THERE IS NO SUCH THING AS A ROUTINE FLIGHT. YOUR SUPPORT ENSURED AN URGENT TRANSPORT FOR SUE POLLARD
Sue was facing what no mother should have to; the loss of her terminally ill daughter.
During the difficult time of nursing her daughter, Sue noticed one day that she herself was experiencing dizziness. “I experienced an intense tightness in my chest that felt like bad indigestion,” she said. The pain was persistent, even pain relief wouldn’t budge it. It was when Sue had the classic symptoms of feeling clammy, cold and sweaty that the experienced nurse knew she was in a lot of trouble.
Sue was experiencing a heart attack and was transported straight to her local hospital’s Coronary Care Unit, where she found herself in role reversal. The nurse had become the patient.
When Sue was transferred down to the helipad for the flight to Waikato Hospital for a stent operation, she recognised the helicopter crewmen. “I felt so safe surrounded by people I knew,” she said.
“When we personally know the people we transport, it emphasises the fact that we belong to a community which connects back to friends and family very easily. It clearly shows that the community shares the cost of having this great asset,” said the rescue helicopter crewman. “You don’t have to go too many degrees of separation to find someone who is not connected to the rescue helicopter in some way, shape or form; whether by being a patient, donor or by association.”
After a speedy flight Sue was in Waikato Hospital’s operating theatre and out in half an hour.
Not being available for her sick daughter for a few weeks during her own recovery was difficult. “I was determined; I needed to be there for my daughter, but I also had to solve my own issues. My health scare was more than anything a matter of a broken heart.”
“It has been a tough journey,” said Sue candidly and full of emotion, “Ruthee died three months later on Boxing Day. My heart hasn’t had the chance to actually recover.”
But it’s a heart full of love that says: “She was an amazing, very beautiful girl with eyes that shone.
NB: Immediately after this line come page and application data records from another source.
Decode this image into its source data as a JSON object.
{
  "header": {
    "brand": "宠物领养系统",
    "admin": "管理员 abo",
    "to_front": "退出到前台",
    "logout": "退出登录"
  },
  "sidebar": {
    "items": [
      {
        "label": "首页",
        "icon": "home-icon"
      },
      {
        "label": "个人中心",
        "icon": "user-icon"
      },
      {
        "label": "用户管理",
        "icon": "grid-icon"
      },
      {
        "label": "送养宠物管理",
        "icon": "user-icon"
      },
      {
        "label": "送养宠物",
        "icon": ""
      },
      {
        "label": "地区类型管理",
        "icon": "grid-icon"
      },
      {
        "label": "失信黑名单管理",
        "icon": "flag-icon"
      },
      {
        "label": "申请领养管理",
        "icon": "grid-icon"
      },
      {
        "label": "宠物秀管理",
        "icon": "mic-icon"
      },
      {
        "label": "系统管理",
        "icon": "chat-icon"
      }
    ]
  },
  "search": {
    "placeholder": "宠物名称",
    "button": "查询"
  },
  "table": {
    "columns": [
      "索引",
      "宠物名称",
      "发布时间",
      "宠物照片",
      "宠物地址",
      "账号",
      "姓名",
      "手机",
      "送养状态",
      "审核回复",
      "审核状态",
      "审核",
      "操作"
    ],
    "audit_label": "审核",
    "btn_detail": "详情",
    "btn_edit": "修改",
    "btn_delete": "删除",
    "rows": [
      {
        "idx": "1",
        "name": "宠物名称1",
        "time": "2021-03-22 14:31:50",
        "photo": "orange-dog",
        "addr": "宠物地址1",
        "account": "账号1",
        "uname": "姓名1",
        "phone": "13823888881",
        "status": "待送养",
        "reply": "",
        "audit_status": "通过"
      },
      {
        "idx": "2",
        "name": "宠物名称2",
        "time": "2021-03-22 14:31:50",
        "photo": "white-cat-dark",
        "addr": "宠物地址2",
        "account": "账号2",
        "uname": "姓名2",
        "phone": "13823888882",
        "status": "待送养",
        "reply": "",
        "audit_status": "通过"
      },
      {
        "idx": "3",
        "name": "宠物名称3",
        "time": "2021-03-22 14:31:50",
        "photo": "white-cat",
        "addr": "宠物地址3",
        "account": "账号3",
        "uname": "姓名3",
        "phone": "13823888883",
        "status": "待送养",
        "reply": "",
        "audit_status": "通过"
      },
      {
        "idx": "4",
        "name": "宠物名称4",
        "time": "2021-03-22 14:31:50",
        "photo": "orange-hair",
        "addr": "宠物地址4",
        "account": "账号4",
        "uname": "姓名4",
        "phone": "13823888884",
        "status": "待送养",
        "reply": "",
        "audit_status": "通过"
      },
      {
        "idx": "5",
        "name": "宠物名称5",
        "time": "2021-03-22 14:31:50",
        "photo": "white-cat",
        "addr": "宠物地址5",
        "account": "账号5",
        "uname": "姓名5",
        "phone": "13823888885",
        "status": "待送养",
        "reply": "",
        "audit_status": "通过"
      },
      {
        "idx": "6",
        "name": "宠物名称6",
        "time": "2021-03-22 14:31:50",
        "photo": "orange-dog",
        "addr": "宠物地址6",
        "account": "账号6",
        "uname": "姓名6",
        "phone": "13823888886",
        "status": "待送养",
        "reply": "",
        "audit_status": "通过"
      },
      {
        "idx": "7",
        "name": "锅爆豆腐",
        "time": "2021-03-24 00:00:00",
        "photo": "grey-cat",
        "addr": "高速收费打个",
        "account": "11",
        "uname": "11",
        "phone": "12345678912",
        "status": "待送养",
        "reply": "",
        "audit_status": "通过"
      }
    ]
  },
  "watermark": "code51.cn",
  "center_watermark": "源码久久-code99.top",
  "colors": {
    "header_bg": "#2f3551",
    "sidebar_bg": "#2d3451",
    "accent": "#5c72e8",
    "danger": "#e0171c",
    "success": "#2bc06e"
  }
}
She fully lived, even in the last few days of her life. She lived.”